Green or black? Nearly everyone has a preference when it comes to olives! But did you know that there's more than just color to differentiate the many varieties? There's the mild and nutty French picholine, for example, and the strong, sweet, Spanish Picual. There are olives from Africa and Israel, Egypt and Greece. Of course, there's also the California Mission olive and a host of Italian olives used for distinctive olive oils. Even if you're not interested in becoming an olive (or olive oil) connoisseur, you may enjoy exploring the varied tastes of olives—whether you're slicing a handful onto your pizza or dropping one into your martini.
- Fresh olives are hard and very bitter, not eaten until after they're processed to reduce bitterness. This usually involves a curing process in which they're cracked (if they're large) and soaked in a brine
- Flavor differs with varieties, including mild, strong, sour, pungent, smoky, bitter, acidic
How to Choose a Good One
- Available whole or pitted
- Canned black olives sometimes contain ferrous sulfate, a chemical that artificially turns them black (Read the label)
- Grading of olive oil has to do with the degree of processing.
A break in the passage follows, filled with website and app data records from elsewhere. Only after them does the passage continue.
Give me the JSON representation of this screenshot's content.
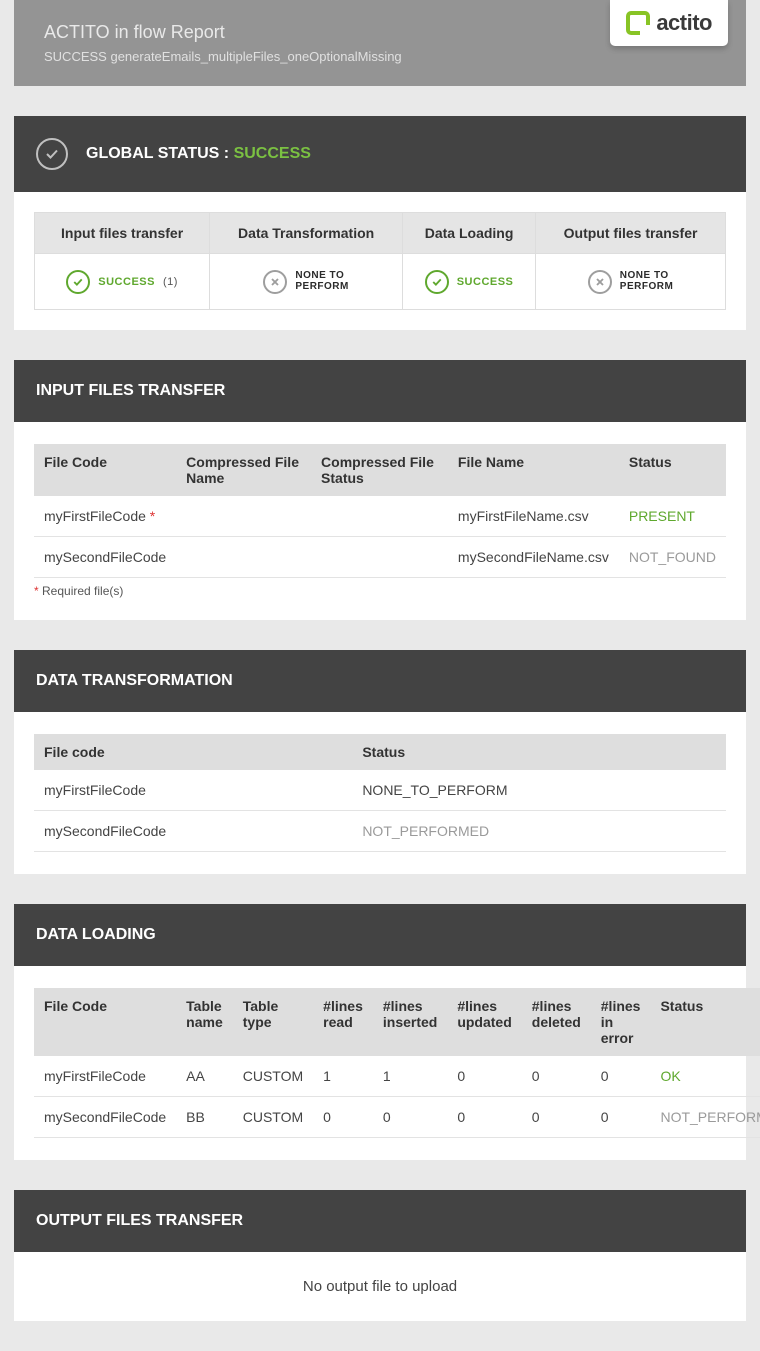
{
  "header": {
    "title": "ACTITO in flow Report",
    "subtitle": "SUCCESS generateEmails_multipleFiles_oneOptionalMissing",
    "logo_text": "actito"
  },
  "global_status": {
    "label": "GLOBAL STATUS :",
    "value": "SUCCESS"
  },
  "summary": {
    "headers": {
      "input": "Input files transfer",
      "transform": "Data Transformation",
      "loading": "Data Loading",
      "output": "Output files transfer"
    },
    "cells": {
      "input_status": "SUCCESS",
      "input_count": "(1)",
      "transform_status": "NONE TO\nPERFORM",
      "loading_status": "SUCCESS",
      "output_status": "NONE TO\nPERFORM"
    }
  },
  "input_files": {
    "section_title": "INPUT FILES TRANSFER",
    "headers": {
      "code": "File Code",
      "cfname": "Compressed File Name",
      "cfstatus": "Compressed File Status",
      "fname": "File Name",
      "status": "Status"
    },
    "rows": [
      {
        "code": "myFirstFileCode",
        "required": true,
        "cfname": "",
        "cfstatus": "",
        "fname": "myFirstFileName.csv",
        "status": "PRESENT",
        "status_ok": true
      },
      {
        "code": "mySecondFileCode",
        "required": false,
        "cfname": "",
        "cfstatus": "",
        "fname": "mySecondFileName.csv",
        "status": "NOT_FOUND",
        "status_ok": false
      }
    ],
    "footnote_star": "*",
    "footnote": "Required file(s)"
  },
  "data_transformation": {
    "section_title": "DATA TRANSFORMATION",
    "headers": {
      "code": "File code",
      "status": "Status"
    },
    "rows": [
      {
        "code": "myFirstFileCode",
        "status": "NONE_TO_PERFORM",
        "muted": false
      },
      {
        "code": "mySecondFileCode",
        "status": "NOT_PERFORMED",
        "muted": true
      }
    ]
  },
  "data_loading": {
    "section_title": "DATA LOADING",
    "headers": {
      "code": "File Code",
      "table": "Table name",
      "type": "Table type",
      "read": "#lines read",
      "inserted": "#lines inserted",
      "updated": "#lines updated",
      "deleted": "#lines deleted",
      "error": "#lines in error",
      "status": "Status"
    },
    "rows": [
      {
        "code": "myFirstFileCode",
        "table": "AA",
        "type": "CUSTOM",
        "read": "1",
        "inserted": "1",
        "updated": "0",
        "deleted": "0",
        "error": "0",
        "status": "OK",
        "ok": true
      },
      {
        "code": "mySecondFileCode",
        "table": "BB",
        "type": "CUSTOM",
        "read": "0",
        "inserted": "0",
        "updated": "0",
        "deleted": "0",
        "error": "0",
        "status": "NOT_PERFORMED",
        "ok": false
      }
    ]
  },
  "output_files": {
    "section_title": "OUTPUT FILES TRANSFER",
    "empty_message": "No output file to upload"
  }
}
The color of the oil ranges from golden yellow to emerald green
- Some olives are harvested green and unripe, others ripen to black on the tree before harvesting
- Olives are harvested in the autumn and winter
- Olives are a good source of vitamin E and monounsaturated fats, polyphenols, and flavonoids.
- They also provide some fiber, iron, and copper
- Marinated in olive oil with herbs and spices
- Tapenade (olive spread) is made by blending olives with herbs, olive oil, anchovies, and onion.
- Salad Nicoise (French vegetable salad with tuna and anchovy)
- Red wine
- Goat cheese
- Hearty breads
- Grilled peppers